While we ask for all these materials from new applicants, those who have taught for us in the last five years can simply provide the list of courses they are interested in teaching along with an updated C.V.

Decisions on course offerings will be made once the department has reviewed recent enrolments and assessed student demand. Because of budgetary constraints, the number of positions available is limited. We will announce our decisions sometime in January 2020.

Applicants may apply for more than one session, and must specify which session(s) and term(s) they wish to teach. New applicants should ask three referees to forward confidential letters of recommendation under separate cover. Application materials and letters of recommendation should be emailed to history.sessionals@ubc.ca or mailed to
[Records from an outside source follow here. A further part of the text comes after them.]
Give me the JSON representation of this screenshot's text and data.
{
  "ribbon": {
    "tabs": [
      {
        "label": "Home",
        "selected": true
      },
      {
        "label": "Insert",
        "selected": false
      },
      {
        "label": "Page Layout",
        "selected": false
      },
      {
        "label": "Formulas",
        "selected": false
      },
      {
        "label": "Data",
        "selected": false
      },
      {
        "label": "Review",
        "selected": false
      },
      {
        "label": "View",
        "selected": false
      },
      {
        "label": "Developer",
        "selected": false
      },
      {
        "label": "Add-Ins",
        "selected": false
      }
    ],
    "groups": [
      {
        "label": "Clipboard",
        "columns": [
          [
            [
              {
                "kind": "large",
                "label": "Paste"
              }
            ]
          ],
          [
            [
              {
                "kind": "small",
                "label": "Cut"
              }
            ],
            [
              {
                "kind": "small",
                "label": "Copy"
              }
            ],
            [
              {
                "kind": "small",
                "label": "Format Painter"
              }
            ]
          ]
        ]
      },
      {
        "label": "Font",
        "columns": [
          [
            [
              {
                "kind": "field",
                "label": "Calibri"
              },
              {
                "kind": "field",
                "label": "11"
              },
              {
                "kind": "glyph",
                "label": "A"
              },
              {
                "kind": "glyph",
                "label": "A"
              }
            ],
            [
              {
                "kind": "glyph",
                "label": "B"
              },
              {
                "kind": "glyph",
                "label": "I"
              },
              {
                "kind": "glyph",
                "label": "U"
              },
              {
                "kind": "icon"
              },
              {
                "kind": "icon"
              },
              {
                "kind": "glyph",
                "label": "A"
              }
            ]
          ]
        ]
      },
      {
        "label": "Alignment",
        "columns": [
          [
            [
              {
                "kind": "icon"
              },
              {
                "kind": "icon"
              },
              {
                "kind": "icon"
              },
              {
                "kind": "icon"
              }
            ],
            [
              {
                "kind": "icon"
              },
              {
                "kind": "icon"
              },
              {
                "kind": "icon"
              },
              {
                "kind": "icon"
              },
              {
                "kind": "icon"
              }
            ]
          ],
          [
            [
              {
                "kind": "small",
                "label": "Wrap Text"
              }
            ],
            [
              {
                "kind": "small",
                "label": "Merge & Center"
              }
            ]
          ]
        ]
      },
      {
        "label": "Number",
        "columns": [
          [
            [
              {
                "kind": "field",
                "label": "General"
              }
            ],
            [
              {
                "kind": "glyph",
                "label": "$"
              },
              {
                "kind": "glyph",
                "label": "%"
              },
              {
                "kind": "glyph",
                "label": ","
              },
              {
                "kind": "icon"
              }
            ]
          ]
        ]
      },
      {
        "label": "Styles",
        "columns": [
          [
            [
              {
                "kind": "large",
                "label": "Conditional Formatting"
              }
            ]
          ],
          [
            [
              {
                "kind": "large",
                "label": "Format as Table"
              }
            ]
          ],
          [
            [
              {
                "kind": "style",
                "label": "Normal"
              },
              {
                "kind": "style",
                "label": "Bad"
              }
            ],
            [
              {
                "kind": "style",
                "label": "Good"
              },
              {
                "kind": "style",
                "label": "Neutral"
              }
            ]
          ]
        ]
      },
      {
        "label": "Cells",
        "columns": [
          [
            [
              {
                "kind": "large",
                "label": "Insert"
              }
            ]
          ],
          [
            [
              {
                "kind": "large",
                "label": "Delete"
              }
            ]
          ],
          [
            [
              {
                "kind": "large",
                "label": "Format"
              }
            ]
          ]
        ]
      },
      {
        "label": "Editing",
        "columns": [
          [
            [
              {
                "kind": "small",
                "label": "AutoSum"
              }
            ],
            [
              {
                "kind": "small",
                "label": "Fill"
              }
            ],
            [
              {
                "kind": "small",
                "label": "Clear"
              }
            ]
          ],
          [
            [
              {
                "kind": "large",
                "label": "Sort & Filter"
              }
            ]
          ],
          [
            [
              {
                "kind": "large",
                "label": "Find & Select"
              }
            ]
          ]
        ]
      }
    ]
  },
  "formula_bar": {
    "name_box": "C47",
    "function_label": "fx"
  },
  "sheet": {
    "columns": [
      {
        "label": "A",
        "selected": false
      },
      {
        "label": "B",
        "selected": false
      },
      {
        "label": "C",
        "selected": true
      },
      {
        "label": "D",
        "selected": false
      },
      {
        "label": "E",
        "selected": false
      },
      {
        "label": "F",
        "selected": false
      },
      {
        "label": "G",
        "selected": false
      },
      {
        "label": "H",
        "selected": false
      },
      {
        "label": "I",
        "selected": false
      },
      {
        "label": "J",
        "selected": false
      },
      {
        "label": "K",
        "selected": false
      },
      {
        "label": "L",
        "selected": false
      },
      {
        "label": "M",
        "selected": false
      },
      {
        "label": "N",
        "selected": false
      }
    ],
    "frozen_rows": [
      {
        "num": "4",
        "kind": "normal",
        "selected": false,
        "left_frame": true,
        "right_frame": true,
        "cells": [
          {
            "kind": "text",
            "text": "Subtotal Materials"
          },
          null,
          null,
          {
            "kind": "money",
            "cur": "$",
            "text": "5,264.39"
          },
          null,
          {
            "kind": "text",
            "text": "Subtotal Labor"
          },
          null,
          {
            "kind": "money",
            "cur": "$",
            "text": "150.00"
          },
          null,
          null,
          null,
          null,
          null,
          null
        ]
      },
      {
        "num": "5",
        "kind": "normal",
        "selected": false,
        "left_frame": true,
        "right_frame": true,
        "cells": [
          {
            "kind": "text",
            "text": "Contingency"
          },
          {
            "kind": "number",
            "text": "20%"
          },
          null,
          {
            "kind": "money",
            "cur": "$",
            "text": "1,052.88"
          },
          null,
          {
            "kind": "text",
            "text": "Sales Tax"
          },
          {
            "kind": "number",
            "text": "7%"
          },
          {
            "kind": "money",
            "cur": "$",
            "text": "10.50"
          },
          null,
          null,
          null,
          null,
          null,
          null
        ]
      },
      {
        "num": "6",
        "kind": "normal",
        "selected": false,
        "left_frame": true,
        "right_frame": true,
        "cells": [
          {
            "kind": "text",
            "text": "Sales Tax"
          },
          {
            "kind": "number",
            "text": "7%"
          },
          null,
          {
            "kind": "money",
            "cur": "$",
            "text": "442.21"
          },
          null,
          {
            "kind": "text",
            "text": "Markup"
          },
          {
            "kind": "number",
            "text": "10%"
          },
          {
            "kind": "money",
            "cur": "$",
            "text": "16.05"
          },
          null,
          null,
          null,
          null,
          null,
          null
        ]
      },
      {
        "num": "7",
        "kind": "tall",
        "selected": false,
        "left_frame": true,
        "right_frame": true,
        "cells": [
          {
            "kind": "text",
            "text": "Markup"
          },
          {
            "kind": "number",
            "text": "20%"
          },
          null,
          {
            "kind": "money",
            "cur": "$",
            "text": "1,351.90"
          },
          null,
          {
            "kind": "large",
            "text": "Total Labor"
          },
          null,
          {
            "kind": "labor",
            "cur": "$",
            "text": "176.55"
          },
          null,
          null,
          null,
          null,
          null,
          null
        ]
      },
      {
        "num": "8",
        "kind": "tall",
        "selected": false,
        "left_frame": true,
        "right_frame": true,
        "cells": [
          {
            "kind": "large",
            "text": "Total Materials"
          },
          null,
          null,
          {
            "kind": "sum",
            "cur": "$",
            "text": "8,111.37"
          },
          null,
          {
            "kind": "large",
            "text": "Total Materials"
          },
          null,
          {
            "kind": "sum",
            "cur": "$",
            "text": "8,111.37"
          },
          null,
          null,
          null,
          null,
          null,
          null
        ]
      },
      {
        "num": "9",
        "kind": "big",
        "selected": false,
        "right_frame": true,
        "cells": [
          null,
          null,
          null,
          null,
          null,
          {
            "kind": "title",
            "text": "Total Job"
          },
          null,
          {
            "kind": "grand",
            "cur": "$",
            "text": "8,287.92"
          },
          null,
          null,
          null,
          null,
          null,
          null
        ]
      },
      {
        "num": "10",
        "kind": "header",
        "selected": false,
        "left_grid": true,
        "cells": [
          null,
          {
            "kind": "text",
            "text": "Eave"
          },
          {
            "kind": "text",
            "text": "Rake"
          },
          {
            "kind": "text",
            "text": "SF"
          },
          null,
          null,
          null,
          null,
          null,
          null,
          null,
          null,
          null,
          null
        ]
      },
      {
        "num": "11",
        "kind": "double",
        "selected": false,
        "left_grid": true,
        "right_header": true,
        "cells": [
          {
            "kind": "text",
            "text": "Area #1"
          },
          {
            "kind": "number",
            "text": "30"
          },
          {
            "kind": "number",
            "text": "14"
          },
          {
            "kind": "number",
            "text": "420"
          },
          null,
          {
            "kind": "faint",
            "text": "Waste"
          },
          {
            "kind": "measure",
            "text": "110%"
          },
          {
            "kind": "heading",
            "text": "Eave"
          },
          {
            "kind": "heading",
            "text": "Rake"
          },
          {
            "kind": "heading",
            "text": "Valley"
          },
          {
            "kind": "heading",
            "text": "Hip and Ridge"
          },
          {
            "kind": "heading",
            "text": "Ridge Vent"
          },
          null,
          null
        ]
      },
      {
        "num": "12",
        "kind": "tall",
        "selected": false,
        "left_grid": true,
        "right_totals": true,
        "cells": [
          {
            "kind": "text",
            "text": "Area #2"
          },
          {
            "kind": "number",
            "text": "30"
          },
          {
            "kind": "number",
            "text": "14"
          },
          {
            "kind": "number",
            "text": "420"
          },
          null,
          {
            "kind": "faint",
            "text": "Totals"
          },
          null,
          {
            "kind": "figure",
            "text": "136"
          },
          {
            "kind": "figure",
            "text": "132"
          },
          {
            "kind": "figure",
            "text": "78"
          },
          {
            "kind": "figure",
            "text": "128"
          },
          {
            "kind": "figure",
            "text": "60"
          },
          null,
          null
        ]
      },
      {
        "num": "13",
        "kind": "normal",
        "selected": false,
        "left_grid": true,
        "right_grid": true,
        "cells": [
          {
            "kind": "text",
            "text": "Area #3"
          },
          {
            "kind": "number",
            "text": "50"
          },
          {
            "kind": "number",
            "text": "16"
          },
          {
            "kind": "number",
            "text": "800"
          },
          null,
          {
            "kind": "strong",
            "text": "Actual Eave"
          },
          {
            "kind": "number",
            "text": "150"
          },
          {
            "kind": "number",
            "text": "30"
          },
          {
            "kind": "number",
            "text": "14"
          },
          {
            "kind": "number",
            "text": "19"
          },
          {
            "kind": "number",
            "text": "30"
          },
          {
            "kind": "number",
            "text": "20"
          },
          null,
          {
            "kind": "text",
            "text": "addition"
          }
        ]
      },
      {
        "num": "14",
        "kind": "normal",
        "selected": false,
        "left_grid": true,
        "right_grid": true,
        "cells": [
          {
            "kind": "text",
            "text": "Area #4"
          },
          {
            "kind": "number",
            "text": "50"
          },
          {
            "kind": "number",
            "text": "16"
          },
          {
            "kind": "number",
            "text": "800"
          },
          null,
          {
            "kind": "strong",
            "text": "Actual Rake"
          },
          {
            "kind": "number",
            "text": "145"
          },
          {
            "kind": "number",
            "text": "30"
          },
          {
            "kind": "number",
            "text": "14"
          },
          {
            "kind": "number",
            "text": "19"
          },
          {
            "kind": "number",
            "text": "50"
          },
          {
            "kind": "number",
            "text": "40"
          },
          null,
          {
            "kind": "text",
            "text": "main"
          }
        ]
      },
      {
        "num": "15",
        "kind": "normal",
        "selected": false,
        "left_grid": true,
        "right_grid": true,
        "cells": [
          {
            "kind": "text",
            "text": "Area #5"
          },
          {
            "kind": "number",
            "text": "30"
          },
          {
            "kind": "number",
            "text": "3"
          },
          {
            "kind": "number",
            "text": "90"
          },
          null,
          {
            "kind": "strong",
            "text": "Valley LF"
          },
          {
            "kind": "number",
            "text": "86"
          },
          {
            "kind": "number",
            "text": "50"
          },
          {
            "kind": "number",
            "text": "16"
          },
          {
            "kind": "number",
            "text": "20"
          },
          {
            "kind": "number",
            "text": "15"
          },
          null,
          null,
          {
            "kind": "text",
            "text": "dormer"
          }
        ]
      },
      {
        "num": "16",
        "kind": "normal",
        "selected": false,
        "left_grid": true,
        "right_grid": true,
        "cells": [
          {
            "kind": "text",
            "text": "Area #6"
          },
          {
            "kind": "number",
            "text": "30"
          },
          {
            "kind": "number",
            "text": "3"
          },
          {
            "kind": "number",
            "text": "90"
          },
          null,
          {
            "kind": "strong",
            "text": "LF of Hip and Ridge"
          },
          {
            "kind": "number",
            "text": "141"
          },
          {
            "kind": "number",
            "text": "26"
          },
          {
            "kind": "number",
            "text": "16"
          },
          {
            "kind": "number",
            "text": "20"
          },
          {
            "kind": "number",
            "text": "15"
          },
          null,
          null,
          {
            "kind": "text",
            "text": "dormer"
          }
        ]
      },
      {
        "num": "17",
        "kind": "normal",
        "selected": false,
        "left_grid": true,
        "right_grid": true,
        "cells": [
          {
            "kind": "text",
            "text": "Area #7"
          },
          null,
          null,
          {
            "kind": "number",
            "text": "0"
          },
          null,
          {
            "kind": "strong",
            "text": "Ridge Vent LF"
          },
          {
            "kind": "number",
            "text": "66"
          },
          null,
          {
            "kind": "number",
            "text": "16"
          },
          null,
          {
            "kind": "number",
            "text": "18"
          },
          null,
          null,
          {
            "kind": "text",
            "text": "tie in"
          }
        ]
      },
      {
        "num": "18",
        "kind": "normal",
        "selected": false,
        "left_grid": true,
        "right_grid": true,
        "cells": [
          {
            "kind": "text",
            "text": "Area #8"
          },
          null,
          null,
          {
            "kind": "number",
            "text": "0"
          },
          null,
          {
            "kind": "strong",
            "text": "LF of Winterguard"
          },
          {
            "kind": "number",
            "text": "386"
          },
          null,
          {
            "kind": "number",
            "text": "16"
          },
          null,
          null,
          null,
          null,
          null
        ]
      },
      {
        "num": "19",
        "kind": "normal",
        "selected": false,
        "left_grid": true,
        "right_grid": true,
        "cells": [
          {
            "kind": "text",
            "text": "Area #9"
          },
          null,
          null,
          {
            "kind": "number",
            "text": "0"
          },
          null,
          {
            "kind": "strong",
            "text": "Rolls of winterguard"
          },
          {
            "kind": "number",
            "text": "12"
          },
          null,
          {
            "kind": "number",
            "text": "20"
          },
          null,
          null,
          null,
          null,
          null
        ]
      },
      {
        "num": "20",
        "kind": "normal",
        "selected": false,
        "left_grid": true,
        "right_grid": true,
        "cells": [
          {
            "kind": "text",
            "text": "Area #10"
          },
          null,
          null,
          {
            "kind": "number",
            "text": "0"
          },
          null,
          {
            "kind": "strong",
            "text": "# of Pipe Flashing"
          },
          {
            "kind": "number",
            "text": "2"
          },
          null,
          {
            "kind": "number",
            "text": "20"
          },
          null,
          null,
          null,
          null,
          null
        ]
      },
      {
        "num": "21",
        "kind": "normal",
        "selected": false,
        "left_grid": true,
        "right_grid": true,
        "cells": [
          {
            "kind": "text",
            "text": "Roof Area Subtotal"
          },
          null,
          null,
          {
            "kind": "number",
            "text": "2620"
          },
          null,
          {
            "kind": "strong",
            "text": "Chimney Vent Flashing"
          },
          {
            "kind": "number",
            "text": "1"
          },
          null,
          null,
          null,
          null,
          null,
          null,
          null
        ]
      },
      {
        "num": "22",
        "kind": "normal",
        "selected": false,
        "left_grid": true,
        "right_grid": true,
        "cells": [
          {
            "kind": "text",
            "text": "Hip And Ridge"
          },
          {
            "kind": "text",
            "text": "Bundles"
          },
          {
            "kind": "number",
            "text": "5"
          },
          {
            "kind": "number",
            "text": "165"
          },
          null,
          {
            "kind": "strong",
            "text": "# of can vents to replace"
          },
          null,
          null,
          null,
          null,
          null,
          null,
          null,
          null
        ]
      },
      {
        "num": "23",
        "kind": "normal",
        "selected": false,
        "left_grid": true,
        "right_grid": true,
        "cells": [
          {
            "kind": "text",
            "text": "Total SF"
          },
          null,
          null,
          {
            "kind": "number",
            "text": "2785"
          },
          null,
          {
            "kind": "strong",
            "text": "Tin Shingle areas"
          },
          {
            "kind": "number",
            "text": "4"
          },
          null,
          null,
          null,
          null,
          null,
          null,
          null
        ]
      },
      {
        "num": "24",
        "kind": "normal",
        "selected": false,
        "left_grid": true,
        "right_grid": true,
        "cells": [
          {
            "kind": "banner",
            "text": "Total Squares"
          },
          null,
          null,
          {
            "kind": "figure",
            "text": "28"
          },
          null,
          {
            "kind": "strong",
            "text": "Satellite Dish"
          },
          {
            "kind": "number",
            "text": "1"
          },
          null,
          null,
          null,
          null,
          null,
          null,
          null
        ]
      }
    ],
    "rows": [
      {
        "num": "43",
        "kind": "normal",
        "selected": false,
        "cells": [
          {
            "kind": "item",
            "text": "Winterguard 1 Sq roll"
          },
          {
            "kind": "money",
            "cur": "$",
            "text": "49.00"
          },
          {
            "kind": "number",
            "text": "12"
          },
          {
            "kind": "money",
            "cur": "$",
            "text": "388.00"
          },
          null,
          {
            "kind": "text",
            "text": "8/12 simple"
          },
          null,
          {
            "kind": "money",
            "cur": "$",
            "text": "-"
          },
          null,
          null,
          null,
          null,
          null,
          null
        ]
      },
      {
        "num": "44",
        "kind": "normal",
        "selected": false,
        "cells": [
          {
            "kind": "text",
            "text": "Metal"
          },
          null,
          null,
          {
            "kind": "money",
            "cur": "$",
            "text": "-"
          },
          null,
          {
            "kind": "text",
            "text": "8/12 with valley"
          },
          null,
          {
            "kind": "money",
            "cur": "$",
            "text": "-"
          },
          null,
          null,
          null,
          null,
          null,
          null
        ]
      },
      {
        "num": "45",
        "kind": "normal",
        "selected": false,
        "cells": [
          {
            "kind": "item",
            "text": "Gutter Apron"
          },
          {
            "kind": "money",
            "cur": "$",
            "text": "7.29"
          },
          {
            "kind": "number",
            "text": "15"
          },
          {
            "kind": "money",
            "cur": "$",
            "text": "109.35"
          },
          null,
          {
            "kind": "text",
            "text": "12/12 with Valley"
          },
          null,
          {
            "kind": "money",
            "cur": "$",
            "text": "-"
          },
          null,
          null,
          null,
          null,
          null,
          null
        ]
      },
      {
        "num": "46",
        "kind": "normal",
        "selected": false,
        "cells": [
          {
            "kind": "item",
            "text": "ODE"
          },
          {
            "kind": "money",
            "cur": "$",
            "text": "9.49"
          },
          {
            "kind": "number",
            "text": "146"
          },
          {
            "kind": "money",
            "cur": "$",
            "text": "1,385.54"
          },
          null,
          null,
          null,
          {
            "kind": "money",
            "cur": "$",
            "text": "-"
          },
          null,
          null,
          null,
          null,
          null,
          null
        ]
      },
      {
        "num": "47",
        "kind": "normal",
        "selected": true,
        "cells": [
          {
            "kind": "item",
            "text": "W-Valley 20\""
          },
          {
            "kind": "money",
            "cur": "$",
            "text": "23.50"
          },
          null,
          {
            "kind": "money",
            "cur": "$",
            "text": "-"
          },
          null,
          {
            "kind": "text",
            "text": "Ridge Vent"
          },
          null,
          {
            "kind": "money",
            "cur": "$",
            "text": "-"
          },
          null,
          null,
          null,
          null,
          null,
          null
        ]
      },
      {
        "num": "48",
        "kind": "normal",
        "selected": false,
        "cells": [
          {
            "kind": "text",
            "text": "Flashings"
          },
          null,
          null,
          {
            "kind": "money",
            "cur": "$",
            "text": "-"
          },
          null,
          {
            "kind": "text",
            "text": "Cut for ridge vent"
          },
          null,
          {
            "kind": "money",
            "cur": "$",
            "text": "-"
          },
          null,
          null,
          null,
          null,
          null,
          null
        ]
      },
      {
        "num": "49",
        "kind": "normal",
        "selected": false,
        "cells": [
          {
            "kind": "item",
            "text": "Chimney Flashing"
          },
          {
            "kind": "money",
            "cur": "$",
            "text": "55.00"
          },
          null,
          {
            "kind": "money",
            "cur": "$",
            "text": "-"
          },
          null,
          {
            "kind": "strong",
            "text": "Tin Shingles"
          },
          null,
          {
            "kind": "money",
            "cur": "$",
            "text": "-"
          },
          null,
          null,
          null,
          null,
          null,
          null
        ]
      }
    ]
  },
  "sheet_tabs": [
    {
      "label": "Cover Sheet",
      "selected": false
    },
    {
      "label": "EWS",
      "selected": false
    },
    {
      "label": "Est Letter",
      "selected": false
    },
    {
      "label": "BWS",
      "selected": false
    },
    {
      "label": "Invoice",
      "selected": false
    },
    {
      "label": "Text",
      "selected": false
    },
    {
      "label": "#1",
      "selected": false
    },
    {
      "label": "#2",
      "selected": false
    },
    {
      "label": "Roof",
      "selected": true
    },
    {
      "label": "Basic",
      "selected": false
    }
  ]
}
Janet Mui, Administrative Support

History Department, University of British Columbia

Room 1297, 1873 East Mall, Vancouver, BC   V6T 1Z1

For further information on the sessional program, please contact the Sessional Coordinator, Professor Alexei Kojevnikov at anikov@mail.ubc.ca

Deadline for applications: Friday, 8 November 2019

All positions are subject to funding and are governed by UBC’s “Agreement and Conditions of Appointment for Sessional Lecturers.” In accordance with Canadian immigration requirements, priority will be given to Canadian citizens and permanent residents of Canada.  Equity and diversity are essential to academic excellence. An open and diverse community fosters the inclusion of voices that have been underrepresented or discouraged. We encourage applications from members of groups that have been marginalized on any grounds enumerated under the B.C. Human Rights Code, including sex, sexual orientation, gender identity or expression, racialization, disability, political belief, religion, marital or family status, age, and/or status as a First Nation, Métis, Inuit, or Indigenous person.